START EXTRACTED INFORMATION

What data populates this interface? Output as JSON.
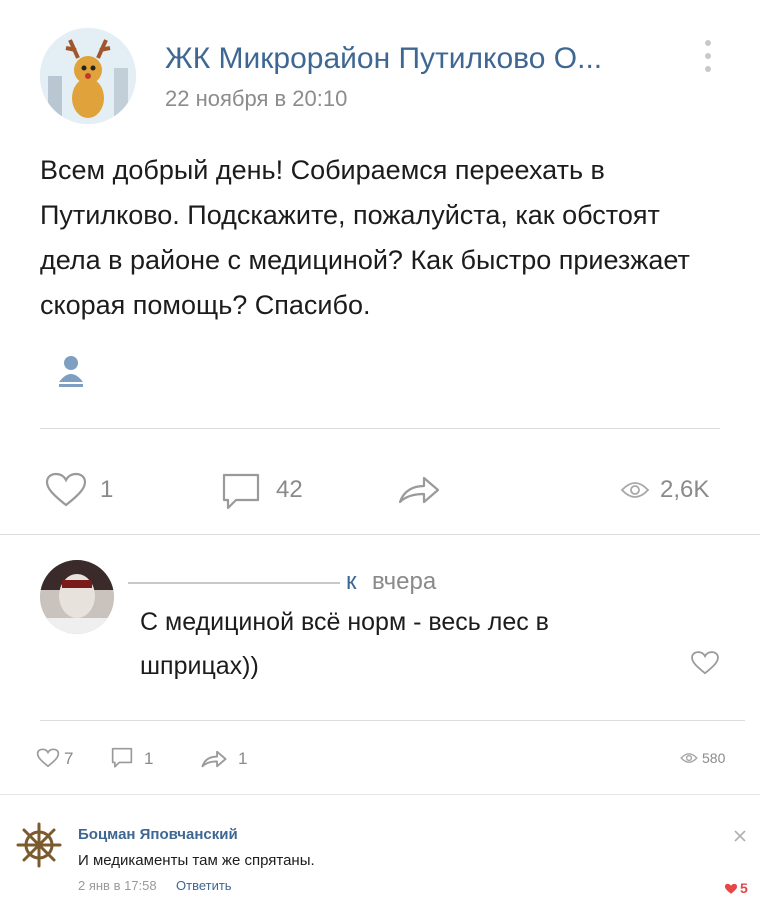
{
  "post": {
    "group_title": "ЖК Микрорайон Путилково О...",
    "date": "22 ноября в 20:10",
    "text": "Всем добрый день! Собираемся переехать в Путилково. Подскажите, пожалуйста, как обстоят дела в районе с медициной? Как быстро приезжает скорая помощь? Спасибо.",
    "likes": "1",
    "comments": "42",
    "views": "2,6K"
  },
  "comment": {
    "author_suffix": "к",
    "time": "вчера",
    "text": "С медициной всё норм - весь лес в шприцах))",
    "likes": "7",
    "replies": "1",
    "shares": "1",
    "views": "580"
  },
  "reply": {
    "author": "Боцман Яповчанский",
    "text": "И медикаменты там же спрятаны.",
    "date": "2 янв в 17:58",
    "answer_label": "Ответить",
    "likes": "5"
  },
  "colors": {
    "link": "#3e6793",
    "heart": "#e64646",
    "divider": "#dcdcdc"
  }
}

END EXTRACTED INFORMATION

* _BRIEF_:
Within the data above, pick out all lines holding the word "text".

* _REPLY_:
    "text": "Всем добрый день! Собираемся переехать в Путилково. Подскажите, пожалуйста, как обстоят дела в районе с медициной? Как быстро приезжает скорая помощь? Спасибо.",
    "text": "С медициной всё норм - весь лес в шприцах))",
    "text": "И медикаменты там же спрятаны.",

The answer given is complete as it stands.